◆ Saved data entries:

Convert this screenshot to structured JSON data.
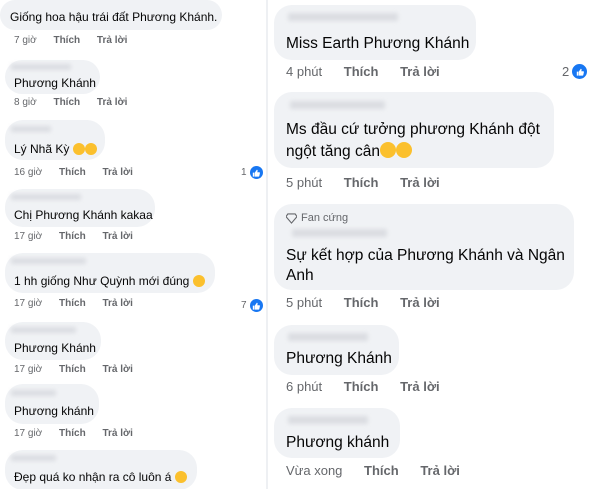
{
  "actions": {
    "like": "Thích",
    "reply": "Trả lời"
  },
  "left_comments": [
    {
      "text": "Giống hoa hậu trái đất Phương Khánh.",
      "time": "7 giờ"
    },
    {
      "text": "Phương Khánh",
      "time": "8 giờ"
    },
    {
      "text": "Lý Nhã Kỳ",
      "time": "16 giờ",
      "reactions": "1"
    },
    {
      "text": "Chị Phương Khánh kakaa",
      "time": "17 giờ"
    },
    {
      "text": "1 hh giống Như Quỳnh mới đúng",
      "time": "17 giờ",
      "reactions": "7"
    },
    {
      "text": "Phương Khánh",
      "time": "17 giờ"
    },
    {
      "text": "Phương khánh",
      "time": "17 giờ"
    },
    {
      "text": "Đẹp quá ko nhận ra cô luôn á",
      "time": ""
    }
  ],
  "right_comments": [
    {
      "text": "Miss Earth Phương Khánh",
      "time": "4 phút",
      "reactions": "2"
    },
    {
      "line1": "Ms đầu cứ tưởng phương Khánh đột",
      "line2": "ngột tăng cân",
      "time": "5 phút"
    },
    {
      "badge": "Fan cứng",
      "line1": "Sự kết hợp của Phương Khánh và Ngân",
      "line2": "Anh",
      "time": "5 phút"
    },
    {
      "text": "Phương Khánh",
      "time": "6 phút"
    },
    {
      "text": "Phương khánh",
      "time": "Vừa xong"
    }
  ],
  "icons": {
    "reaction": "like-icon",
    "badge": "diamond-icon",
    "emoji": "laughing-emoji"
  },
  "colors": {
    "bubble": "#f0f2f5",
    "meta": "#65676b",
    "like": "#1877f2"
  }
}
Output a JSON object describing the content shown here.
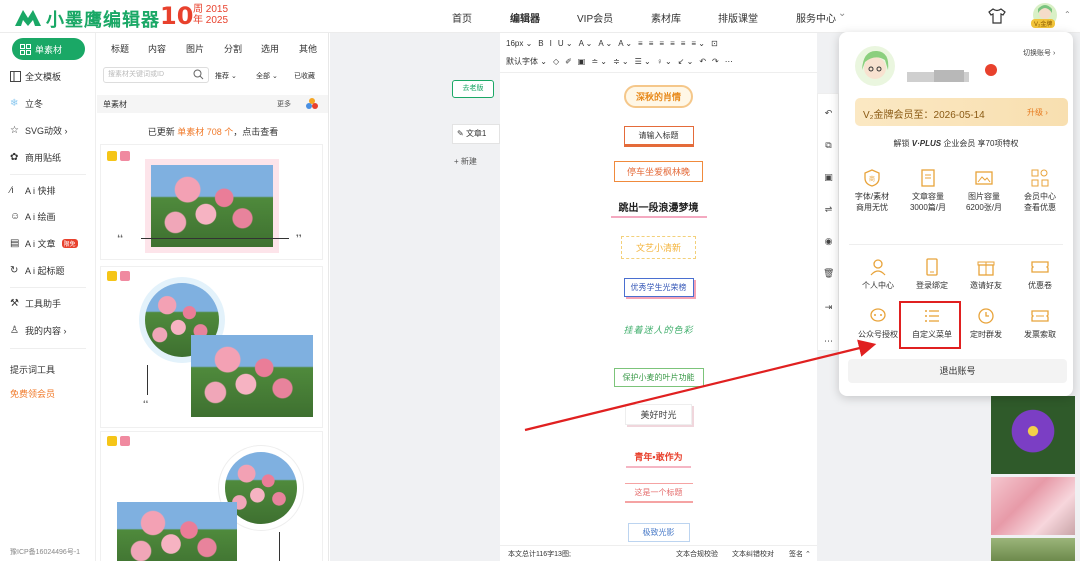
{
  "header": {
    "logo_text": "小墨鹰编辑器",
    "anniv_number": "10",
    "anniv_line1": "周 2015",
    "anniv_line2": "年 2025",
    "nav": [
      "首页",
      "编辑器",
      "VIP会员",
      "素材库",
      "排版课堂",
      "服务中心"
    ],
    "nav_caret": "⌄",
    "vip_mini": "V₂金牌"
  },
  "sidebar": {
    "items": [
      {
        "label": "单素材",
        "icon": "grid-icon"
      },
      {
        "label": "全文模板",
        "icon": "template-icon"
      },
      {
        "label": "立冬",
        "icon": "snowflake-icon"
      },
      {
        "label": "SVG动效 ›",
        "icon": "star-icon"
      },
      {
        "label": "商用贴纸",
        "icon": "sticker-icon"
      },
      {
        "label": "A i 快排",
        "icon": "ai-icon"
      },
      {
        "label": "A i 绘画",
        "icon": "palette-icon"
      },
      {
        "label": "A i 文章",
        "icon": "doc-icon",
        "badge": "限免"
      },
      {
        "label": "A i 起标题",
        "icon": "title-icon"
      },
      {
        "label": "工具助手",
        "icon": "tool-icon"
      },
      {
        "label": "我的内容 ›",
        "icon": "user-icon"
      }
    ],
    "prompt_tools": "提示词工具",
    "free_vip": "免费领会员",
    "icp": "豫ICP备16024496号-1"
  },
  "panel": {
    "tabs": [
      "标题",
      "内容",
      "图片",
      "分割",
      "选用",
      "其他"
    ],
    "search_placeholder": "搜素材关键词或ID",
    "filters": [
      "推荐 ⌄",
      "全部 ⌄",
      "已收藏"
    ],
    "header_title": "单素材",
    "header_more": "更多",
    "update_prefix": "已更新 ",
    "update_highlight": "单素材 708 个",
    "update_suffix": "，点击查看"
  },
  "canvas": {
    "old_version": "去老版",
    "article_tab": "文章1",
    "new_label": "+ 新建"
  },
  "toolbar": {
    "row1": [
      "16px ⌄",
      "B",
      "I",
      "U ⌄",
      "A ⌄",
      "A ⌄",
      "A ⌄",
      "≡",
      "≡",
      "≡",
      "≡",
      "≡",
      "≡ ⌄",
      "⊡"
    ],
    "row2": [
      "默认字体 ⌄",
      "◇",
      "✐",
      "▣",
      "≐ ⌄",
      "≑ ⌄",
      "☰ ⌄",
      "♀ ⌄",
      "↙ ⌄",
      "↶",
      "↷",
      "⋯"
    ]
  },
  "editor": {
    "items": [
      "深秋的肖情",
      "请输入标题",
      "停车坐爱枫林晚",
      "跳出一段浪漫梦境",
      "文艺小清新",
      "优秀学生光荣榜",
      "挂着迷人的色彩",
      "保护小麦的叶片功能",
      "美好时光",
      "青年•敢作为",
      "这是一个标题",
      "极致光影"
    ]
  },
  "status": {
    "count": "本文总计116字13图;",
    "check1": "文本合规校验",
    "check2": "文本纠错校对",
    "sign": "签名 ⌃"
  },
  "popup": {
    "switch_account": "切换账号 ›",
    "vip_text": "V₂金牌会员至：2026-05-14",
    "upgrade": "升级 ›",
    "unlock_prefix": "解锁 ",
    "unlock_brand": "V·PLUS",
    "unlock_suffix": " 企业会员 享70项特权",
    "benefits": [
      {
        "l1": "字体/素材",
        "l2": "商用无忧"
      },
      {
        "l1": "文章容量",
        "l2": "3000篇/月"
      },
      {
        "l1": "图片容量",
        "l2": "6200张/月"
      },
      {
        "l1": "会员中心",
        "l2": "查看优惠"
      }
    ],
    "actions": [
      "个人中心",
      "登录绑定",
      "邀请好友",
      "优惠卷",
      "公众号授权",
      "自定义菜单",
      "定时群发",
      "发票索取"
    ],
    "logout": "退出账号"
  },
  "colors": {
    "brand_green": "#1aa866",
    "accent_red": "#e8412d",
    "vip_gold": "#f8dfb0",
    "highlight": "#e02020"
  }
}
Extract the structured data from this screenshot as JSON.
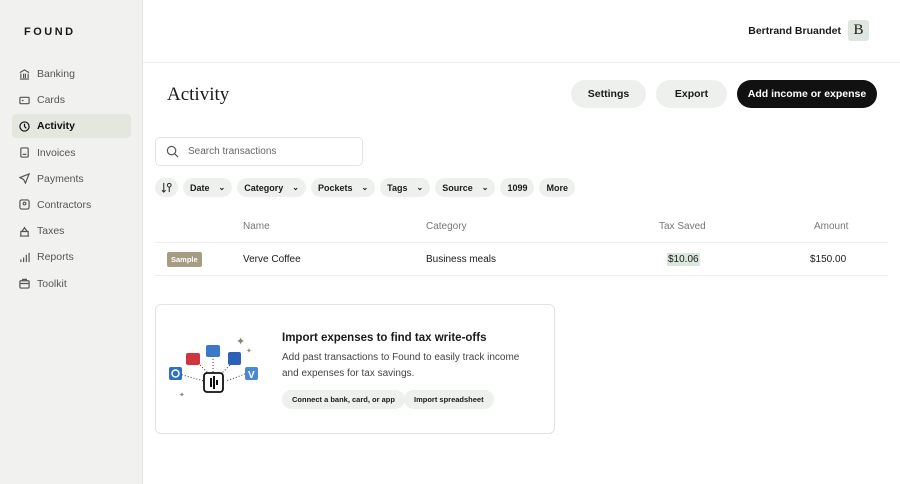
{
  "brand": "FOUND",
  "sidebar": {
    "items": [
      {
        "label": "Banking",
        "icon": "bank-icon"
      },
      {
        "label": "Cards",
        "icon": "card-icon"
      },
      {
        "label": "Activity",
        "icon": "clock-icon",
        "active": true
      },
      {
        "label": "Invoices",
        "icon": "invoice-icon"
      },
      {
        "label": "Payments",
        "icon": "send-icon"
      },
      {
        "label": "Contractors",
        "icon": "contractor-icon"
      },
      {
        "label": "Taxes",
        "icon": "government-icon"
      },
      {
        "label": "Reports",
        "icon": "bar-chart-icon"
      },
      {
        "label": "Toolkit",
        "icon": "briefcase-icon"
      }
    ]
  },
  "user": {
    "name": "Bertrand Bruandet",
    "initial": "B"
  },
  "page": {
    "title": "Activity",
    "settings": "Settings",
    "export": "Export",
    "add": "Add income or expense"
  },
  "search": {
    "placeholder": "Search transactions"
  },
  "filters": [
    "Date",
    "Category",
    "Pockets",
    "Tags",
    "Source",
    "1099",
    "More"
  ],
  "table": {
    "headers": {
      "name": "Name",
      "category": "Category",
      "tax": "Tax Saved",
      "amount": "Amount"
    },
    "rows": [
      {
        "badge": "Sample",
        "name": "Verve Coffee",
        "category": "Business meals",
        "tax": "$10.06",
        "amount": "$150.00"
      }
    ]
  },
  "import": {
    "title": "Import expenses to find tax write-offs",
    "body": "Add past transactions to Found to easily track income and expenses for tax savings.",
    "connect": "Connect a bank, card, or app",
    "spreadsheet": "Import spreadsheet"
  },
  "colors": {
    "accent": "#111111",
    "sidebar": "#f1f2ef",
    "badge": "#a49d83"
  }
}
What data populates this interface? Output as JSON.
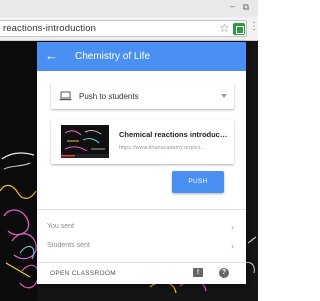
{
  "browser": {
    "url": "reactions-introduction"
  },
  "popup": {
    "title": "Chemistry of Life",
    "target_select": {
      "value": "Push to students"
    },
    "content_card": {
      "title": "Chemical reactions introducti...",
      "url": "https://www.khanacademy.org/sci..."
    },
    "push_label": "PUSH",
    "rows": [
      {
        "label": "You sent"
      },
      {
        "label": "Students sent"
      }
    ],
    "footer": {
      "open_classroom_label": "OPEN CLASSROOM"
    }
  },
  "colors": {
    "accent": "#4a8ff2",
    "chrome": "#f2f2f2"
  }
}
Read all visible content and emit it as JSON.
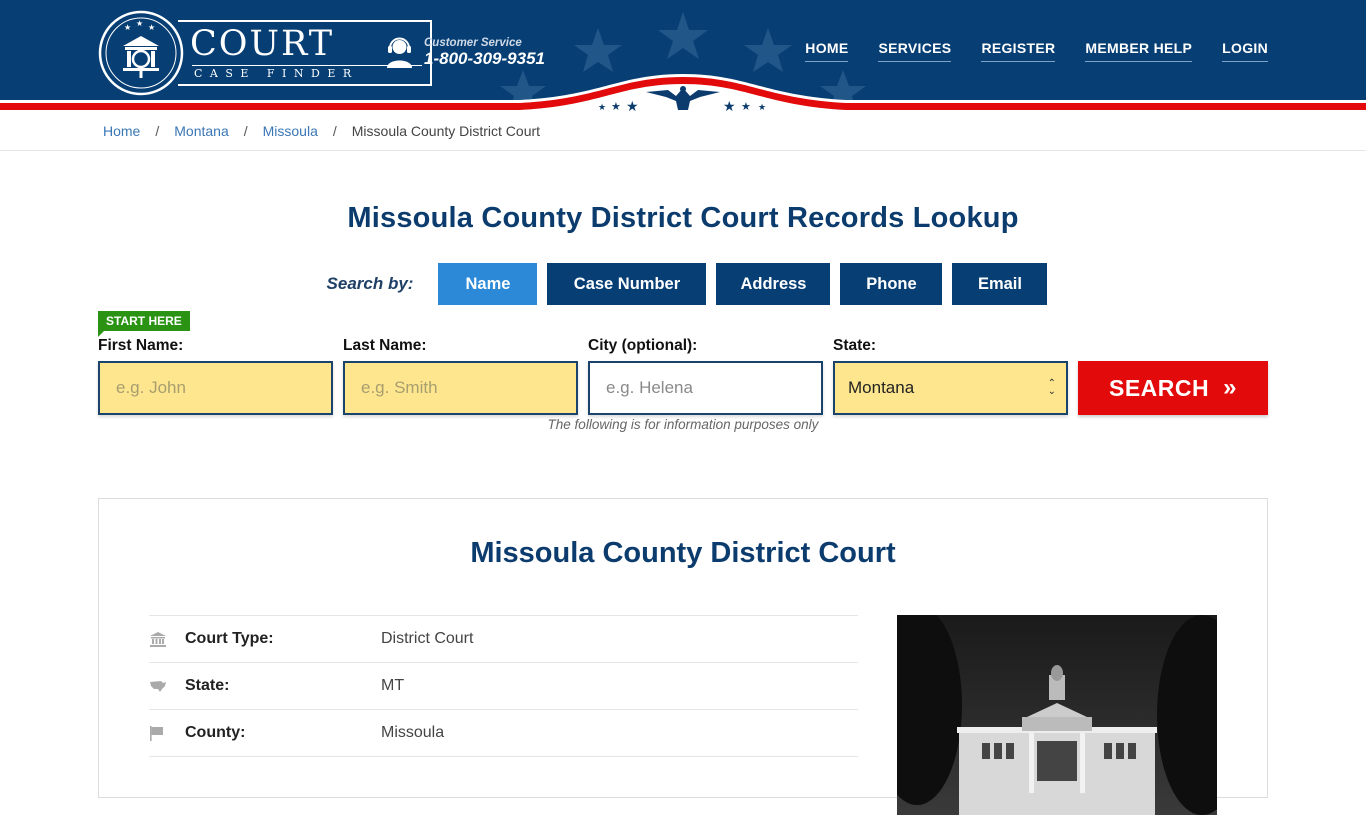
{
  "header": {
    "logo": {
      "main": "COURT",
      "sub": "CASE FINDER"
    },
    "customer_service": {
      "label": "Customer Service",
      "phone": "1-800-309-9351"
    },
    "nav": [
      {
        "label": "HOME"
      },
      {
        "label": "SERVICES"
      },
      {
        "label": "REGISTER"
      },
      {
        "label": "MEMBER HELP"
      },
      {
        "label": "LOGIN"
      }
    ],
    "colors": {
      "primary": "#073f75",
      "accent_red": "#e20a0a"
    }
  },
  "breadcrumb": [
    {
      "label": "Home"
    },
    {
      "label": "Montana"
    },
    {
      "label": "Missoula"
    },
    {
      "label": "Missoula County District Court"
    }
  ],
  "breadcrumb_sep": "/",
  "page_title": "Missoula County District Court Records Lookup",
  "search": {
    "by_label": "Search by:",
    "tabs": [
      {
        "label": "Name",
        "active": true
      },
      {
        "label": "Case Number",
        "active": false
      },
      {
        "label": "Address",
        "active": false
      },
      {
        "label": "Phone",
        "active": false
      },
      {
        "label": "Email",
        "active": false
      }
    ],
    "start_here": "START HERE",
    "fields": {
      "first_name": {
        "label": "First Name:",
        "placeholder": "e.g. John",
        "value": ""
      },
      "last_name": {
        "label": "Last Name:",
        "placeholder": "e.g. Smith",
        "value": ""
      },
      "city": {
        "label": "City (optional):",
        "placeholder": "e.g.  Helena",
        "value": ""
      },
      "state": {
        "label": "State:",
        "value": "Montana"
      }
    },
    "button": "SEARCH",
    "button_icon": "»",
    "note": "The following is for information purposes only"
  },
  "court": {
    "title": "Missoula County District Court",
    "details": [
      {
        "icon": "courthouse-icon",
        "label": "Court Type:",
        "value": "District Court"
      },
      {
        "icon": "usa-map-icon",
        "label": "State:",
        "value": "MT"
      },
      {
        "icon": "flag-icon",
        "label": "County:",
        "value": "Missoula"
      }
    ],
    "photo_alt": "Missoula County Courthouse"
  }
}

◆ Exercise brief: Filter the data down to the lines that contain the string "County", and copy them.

◆ Result of the exercise:
      "label": "Missoula County District Court"
  "page_title": "Missoula County District Court Records Lookup",
    "title": "Missoula County District Court",
        "label": "County:",
    "photo_alt": "Missoula County Courthouse"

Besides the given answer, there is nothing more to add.